On the day of your mother’s death, Legos officially become contraband. If you’re caught with Legos, you get a week in the sweat box in the back yard. If I step on a Lego, you get two weeks. If I step on a Lego and no one fesses up to the smuggled goods, all four of you forfeit your birthdays for the year. The same goes for dirty dishes left in the sink or on the kitchen counter. Any dirty dishes found in either of these locales will be dumped into the perpetrator’s bed. And while I’m at it, if I go to use the bathroom and there’s no toilet paper on the roll, any remaining rolls in the house will be locked in my bedroom closet, where they’ll be available for my use only. But recall that I am a benevolent overlord. I will provide each of the other bathrooms in the house with a sufficiently stocked bottle of hand sanitizer. Do what you must, just don’t touch the curtains, towels, or hand towels.

Lastly, everyone is responsible for their own laundry. If you don’t do your laundry, you’re going to have to wear dirty clothes.

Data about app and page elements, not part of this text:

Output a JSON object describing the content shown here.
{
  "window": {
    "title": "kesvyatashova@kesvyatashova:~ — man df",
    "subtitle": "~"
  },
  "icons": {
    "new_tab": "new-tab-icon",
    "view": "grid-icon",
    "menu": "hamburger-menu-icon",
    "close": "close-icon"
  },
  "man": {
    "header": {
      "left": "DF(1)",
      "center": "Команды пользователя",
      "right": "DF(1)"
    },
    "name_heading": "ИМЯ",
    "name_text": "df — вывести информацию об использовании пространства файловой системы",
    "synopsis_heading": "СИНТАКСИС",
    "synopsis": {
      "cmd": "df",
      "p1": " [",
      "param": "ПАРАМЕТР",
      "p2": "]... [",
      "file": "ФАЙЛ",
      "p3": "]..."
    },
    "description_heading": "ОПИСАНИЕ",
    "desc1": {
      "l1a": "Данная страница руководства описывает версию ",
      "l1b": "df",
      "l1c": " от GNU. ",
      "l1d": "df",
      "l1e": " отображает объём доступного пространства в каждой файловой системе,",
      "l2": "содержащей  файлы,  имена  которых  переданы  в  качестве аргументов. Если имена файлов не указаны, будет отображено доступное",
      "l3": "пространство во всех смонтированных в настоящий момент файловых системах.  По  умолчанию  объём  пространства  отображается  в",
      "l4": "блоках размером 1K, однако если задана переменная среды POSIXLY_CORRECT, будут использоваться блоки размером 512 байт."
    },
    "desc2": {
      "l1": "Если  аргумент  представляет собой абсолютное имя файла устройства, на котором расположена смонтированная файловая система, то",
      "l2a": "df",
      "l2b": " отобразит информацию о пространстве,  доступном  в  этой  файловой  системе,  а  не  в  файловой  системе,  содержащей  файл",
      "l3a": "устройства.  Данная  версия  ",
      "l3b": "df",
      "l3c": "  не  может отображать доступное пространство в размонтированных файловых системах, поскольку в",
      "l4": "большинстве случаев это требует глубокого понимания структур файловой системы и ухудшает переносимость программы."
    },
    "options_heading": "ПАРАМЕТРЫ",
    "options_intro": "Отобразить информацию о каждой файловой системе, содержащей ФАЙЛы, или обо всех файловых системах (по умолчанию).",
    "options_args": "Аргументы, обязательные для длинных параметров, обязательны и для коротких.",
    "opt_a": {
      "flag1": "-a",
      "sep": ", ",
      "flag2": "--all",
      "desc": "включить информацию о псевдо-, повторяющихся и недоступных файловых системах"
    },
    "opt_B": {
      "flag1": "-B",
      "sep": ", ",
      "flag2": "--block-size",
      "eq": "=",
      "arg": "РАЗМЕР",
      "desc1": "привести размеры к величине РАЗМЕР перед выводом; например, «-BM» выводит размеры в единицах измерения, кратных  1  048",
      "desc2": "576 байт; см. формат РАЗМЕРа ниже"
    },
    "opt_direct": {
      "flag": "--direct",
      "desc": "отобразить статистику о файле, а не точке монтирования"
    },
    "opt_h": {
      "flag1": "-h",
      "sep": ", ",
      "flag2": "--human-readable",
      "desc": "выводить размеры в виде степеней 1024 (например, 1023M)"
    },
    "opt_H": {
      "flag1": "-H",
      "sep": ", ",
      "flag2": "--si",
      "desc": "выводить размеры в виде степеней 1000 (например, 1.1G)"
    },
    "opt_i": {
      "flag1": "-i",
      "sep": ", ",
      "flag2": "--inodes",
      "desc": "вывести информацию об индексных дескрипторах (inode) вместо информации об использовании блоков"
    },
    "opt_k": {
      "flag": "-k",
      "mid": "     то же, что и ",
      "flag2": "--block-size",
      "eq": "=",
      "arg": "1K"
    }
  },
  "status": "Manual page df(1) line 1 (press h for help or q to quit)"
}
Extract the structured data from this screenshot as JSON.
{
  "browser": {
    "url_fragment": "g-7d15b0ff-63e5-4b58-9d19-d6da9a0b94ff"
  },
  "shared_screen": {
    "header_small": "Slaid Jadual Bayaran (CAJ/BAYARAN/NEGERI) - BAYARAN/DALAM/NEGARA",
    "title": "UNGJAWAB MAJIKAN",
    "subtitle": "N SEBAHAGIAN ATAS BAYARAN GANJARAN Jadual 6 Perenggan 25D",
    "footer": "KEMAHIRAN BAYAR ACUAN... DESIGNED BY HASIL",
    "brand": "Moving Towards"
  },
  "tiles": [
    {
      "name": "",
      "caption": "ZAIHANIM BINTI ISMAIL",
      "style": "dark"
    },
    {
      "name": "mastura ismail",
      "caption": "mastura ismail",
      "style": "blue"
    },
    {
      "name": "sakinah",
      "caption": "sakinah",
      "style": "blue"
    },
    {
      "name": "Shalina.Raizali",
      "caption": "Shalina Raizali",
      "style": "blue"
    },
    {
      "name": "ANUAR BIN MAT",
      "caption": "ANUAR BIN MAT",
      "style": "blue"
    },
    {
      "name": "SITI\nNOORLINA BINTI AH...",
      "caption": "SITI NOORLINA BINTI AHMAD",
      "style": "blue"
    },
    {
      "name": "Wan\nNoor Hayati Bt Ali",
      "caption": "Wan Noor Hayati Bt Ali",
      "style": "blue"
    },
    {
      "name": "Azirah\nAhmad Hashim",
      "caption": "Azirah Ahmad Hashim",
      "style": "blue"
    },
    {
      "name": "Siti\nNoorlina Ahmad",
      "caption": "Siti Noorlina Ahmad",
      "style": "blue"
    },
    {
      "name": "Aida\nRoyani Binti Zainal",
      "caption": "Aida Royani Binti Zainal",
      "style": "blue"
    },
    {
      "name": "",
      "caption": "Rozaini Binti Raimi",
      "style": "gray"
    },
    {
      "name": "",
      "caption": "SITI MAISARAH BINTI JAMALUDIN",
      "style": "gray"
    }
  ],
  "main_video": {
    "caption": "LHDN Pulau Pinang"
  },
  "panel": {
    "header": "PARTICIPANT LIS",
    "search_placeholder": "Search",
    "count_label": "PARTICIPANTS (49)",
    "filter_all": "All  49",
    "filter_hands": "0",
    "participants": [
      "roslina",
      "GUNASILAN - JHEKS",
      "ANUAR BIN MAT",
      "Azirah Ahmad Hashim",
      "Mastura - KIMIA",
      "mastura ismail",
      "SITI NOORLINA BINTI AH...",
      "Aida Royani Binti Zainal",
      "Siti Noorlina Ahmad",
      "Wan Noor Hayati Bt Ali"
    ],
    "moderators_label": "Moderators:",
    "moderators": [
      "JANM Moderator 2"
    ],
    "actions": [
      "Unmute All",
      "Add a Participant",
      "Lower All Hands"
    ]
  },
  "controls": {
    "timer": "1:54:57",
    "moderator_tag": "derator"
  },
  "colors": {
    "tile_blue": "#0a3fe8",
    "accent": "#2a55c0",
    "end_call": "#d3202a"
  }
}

Dirty clothes stink. And guess what, even with dirty clothes, you’re still going to school, and you’ll most likely be labeled as the stinky kid. And because ninety-five percent of the clothing your mother has bought for you has to be hung up to dry, I’m selling the dryer. Seriously, I don’t know why we shelled out the cash to buy the stupid thing. It’s practically new, and on a day when laundry is being done, while it sits there idly staring at us all, the place looks a little bit like a terrorist blew up a laundromat. Right now, we only have two drying racks, which for a family of our size means that clothes are hanging everywhere—chairs, doors, on the bannister—everything is prime real estate for princess t-shirts, khakis, Under Armor sweatshirts, and polyester pajamas.

So, again, the kids had better pray that their mother outlives me, because if she doesn’t, they’ll have a whole lot more to worry about than the five stages of grief.

And let me tell you one more thing, if they… What?

No, I don’t.

What do you mean I sound like a grumpy old man? I’m just…

No, I’m not being too harsh. When have I ever shown myself to be too harsh?

Well, okay, maybe you’re right about Dewar’s. Maybe I have been a little harsh with them. But I only say that now that I’ve tried The Ancestor 12-year-old edition, which I’ll admit is actually pretty good.

It has a politely malty nose, one with slight impetuses of nougat and red papaya. There’s even a dig of smoke deep down at its base.

In the mouth, the whisky presents peaches and cream along with the tiniest pinch of ash stirred into some warmed caramel. All of this departs hurriedly through the malt from the nosing.

Okay, so, if Jen dies, I’ll go a little easier on the kids. How about this? How about they can each have four presents at Christmas instead of three, and they get fifteen minutes in the shower instead of ten? That seems kinder, don’t you think?

And their Legos. They can keep their Legos.

Sheesh. Okay. And they can keep the digital devices.

But I’m still selling the dryer. That’s a few hundred dollars worth of whisky money just sitting there in the laundry room. That’s just poor stewardship with the finances of a family that would be struggling with grief, and if there’s anything about this particular write-up that’s harsh, that’s it.